Provided data —
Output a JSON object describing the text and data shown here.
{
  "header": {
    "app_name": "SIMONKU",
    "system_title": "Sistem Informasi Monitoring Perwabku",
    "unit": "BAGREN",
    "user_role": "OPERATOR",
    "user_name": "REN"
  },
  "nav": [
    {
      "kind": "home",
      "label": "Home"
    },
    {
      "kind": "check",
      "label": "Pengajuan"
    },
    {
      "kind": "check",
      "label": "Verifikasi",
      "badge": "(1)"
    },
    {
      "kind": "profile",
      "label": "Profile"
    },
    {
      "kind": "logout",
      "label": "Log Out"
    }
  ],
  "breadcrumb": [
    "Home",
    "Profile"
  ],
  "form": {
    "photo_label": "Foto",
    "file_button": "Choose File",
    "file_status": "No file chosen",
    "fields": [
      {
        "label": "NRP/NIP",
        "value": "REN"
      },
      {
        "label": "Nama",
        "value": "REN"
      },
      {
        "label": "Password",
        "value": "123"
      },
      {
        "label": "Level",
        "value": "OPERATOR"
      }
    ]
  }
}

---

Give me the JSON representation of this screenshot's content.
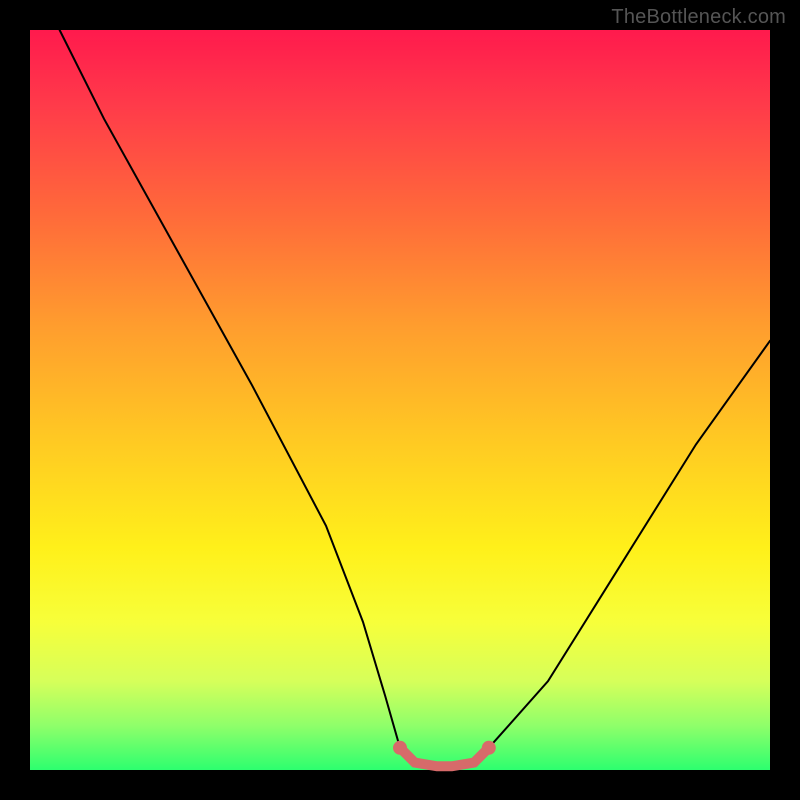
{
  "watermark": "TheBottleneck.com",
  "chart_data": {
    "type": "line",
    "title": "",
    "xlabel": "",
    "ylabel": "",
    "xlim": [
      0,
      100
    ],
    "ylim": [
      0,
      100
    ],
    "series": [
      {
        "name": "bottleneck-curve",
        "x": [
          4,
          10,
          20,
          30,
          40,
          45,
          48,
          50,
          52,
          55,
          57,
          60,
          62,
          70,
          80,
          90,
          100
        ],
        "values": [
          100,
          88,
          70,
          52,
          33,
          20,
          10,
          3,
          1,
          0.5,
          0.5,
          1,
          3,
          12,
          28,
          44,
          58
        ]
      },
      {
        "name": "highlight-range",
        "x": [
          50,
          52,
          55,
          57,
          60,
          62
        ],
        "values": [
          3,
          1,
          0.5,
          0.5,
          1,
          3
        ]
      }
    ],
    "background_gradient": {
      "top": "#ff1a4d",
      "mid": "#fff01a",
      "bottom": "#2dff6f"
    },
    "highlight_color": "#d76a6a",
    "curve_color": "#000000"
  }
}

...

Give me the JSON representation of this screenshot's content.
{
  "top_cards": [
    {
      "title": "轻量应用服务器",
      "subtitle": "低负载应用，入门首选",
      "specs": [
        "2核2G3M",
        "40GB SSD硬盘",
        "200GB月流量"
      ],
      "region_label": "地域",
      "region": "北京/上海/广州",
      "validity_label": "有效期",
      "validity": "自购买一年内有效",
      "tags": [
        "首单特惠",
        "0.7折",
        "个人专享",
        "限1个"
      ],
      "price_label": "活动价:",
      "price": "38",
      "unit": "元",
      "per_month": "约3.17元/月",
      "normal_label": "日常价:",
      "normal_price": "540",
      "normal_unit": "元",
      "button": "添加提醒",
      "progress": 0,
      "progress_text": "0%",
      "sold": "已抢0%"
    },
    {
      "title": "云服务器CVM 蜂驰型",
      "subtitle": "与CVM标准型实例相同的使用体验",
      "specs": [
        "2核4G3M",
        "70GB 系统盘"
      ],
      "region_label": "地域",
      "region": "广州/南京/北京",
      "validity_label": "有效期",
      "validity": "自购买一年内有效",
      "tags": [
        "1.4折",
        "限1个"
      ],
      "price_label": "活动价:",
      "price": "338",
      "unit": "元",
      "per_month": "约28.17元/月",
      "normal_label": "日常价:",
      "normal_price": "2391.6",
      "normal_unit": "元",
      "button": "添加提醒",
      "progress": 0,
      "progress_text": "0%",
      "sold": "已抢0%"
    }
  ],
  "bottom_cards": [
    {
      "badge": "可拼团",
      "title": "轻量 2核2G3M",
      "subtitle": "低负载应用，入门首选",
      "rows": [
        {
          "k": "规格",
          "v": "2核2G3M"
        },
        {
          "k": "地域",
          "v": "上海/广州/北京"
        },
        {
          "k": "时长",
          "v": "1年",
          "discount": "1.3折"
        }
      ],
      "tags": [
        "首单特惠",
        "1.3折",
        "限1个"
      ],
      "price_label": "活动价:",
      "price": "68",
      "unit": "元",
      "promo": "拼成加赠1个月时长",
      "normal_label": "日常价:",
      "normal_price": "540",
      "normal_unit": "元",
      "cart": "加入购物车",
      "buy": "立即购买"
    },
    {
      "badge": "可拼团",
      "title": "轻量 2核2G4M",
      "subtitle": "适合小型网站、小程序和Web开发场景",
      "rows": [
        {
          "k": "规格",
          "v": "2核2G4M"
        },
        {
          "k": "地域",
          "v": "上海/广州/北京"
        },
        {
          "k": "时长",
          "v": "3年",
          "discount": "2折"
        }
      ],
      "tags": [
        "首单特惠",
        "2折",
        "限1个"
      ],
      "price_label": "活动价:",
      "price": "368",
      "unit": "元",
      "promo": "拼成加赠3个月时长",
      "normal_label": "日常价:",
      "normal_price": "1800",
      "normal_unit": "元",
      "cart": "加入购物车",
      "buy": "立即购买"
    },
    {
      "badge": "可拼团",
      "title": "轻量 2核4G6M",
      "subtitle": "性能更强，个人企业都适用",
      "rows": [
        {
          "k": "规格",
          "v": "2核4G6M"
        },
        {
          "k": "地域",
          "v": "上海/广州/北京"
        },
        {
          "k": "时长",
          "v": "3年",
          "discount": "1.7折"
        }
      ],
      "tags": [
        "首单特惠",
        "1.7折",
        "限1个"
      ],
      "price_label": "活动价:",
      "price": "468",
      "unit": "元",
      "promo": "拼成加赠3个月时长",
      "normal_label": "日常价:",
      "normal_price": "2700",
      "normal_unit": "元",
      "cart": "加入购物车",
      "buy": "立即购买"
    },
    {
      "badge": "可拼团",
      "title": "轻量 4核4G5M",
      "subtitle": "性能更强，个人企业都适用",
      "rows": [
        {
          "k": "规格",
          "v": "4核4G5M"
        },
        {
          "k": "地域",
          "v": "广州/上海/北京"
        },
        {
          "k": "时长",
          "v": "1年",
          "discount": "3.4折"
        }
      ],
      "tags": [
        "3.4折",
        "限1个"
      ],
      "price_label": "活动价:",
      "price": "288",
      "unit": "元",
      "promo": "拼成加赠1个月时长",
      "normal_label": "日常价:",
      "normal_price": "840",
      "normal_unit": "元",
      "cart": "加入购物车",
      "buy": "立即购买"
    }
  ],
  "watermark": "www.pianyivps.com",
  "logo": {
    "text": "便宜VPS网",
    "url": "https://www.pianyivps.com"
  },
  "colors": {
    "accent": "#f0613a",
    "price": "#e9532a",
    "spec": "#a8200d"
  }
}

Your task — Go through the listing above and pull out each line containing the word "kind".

Response below —
      "kind": "home",
      "kind": "check",
      "kind": "check",
      "kind": "profile",
      "kind": "logout",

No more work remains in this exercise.